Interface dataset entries
%%

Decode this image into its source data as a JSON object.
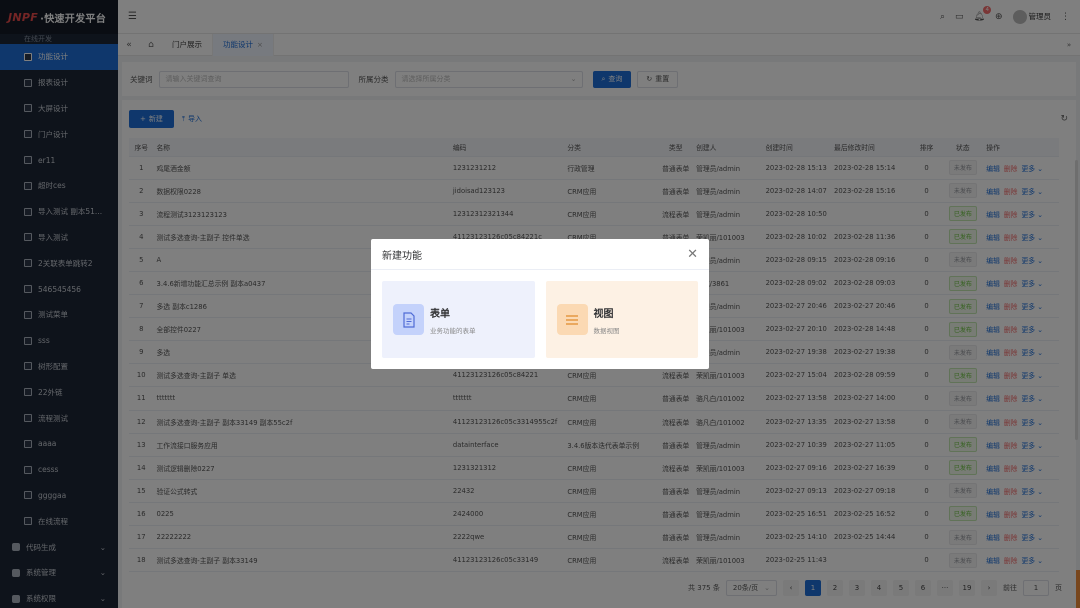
{
  "brand": {
    "logo_j": "J",
    "logo_npf": "NPF",
    "logo_rest": "·快速开发平台"
  },
  "sidebar": {
    "partial_top": "在线开发",
    "items": [
      {
        "label": "功能设计",
        "active": true
      },
      {
        "label": "报表设计"
      },
      {
        "label": "大屏设计"
      },
      {
        "label": "门户设计"
      },
      {
        "label": "er11"
      },
      {
        "label": "超时ces"
      },
      {
        "label": "导入测试 副本51..."
      },
      {
        "label": "导入测试"
      },
      {
        "label": "2关联表单跳转2"
      },
      {
        "label": "546545456"
      },
      {
        "label": "测试菜单"
      },
      {
        "label": "sss"
      },
      {
        "label": "树形配置"
      },
      {
        "label": "22外链"
      },
      {
        "label": "流程测试"
      },
      {
        "label": "aaaa"
      },
      {
        "label": "cesss"
      },
      {
        "label": "ggggaa"
      },
      {
        "label": "在线流程"
      }
    ],
    "groups": [
      {
        "label": "代码生成"
      },
      {
        "label": "系统管理"
      },
      {
        "label": "系统权限"
      }
    ]
  },
  "topbar": {
    "notification_count": "4",
    "user_name": "管理员"
  },
  "tabs": {
    "items": [
      {
        "label": "门户展示"
      },
      {
        "label": "功能设计",
        "active": true
      }
    ]
  },
  "search": {
    "keyword_label": "关键词",
    "keyword_placeholder": "请输入关键词查询",
    "category_label": "所属分类",
    "category_placeholder": "请选择所属分类",
    "query_button": "查询",
    "reset_button": "重置"
  },
  "toolbar": {
    "new_button": "新建",
    "import_button": "导入"
  },
  "table": {
    "headers": [
      "序号",
      "名称",
      "编码",
      "分类",
      "类型",
      "创建人",
      "创建时间",
      "最后修改时间",
      "排序",
      "状态",
      "操作"
    ],
    "actions": {
      "edit": "编辑",
      "delete": "删除",
      "more": "更多"
    },
    "rows": [
      [
        "1",
        "鸡尾酒金额",
        "1231231212",
        "行政管理",
        "普通表单",
        "管理员/admin",
        "2023-02-28 15:13",
        "2023-02-28 15:14",
        "0",
        "未发布"
      ],
      [
        "2",
        "数据权限0228",
        "jidoisad123123",
        "CRM应用",
        "普通表单",
        "管理员/admin",
        "2023-02-28 14:07",
        "2023-02-28 15:16",
        "0",
        "未发布"
      ],
      [
        "3",
        "流程测试3123123123",
        "12312312321344",
        "CRM应用",
        "流程表单",
        "管理员/admin",
        "2023-02-28 10:50",
        "",
        "0",
        "已发布"
      ],
      [
        "4",
        "测试多选查询-主副子 控件单选",
        "41123123126c05c84221c",
        "CRM应用",
        "普通表单",
        "荣凯丽/101003",
        "2023-02-28 10:02",
        "2023-02-28 11:36",
        "0",
        "已发布"
      ],
      [
        "5",
        "A",
        "",
        "",
        "",
        "管理员/admin",
        "2023-02-28 09:15",
        "2023-02-28 09:16",
        "0",
        "未发布"
      ],
      [
        "6",
        "3.4.6新增功能汇总示例 副本a0437",
        "",
        "",
        "",
        "测试/3861",
        "2023-02-28 09:02",
        "2023-02-28 09:03",
        "0",
        "已发布"
      ],
      [
        "7",
        "多选 副本c1286",
        "",
        "",
        "",
        "管理员/admin",
        "2023-02-27 20:46",
        "2023-02-27 20:46",
        "0",
        "已发布"
      ],
      [
        "8",
        "全部控件0227",
        "",
        "",
        "",
        "荣凯丽/101003",
        "2023-02-27 20:10",
        "2023-02-28 14:48",
        "0",
        "已发布"
      ],
      [
        "9",
        "多选",
        "",
        "",
        "",
        "管理员/admin",
        "2023-02-27 19:38",
        "2023-02-27 19:38",
        "0",
        "未发布"
      ],
      [
        "10",
        "测试多选查询-主副子 单选",
        "41123123126c05c84221",
        "CRM应用",
        "流程表单",
        "荣凯丽/101003",
        "2023-02-27 15:04",
        "2023-02-28 09:59",
        "0",
        "已发布"
      ],
      [
        "11",
        "ttttttt",
        "ttttttt",
        "CRM应用",
        "普通表单",
        "骆凡白/101002",
        "2023-02-27 13:58",
        "2023-02-27 14:00",
        "0",
        "未发布"
      ],
      [
        "12",
        "测试多选查询-主副子 副本33149 副本55c2f",
        "41123123126c05c3314955c2f",
        "CRM应用",
        "流程表单",
        "骆凡白/101002",
        "2023-02-27 13:35",
        "2023-02-27 13:58",
        "0",
        "未发布"
      ],
      [
        "13",
        "工作流接口服务应用",
        "datainterface",
        "3.4.6版本迭代表单示例",
        "普通表单",
        "管理员/admin",
        "2023-02-27 10:39",
        "2023-02-27 11:05",
        "0",
        "已发布"
      ],
      [
        "14",
        "测试逻辑删除0227",
        "1231321312",
        "CRM应用",
        "流程表单",
        "荣凯丽/101003",
        "2023-02-27 09:16",
        "2023-02-27 16:39",
        "0",
        "已发布"
      ],
      [
        "15",
        "验证公式转式",
        "22432",
        "CRM应用",
        "普通表单",
        "管理员/admin",
        "2023-02-27 09:13",
        "2023-02-27 09:18",
        "0",
        "未发布"
      ],
      [
        "16",
        "0225",
        "2424000",
        "CRM应用",
        "普通表单",
        "管理员/admin",
        "2023-02-25 16:51",
        "2023-02-25 16:52",
        "0",
        "已发布"
      ],
      [
        "17",
        "22222222",
        "2222qwe",
        "CRM应用",
        "普通表单",
        "管理员/admin",
        "2023-02-25 14:10",
        "2023-02-25 14:44",
        "0",
        "未发布"
      ],
      [
        "18",
        "测试多选查询-主副子 副本33149",
        "41123123126c05c33149",
        "CRM应用",
        "流程表单",
        "荣凯丽/101003",
        "2023-02-25 11:43",
        "",
        "0",
        "未发布"
      ]
    ]
  },
  "pager": {
    "total": "共 375 条",
    "page_size": "20条/页",
    "pages": [
      "1",
      "2",
      "3",
      "4",
      "5",
      "6",
      "···",
      "19"
    ],
    "goto_label": "前往",
    "goto_value": "1",
    "page_unit": "页"
  },
  "modal": {
    "title": "新建功能",
    "cards": [
      {
        "title": "表单",
        "subtitle": "业务功能的表单"
      },
      {
        "title": "视图",
        "subtitle": "数据视图"
      }
    ]
  }
}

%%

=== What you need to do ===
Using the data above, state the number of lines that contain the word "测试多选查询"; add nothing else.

=== Your solution ===
4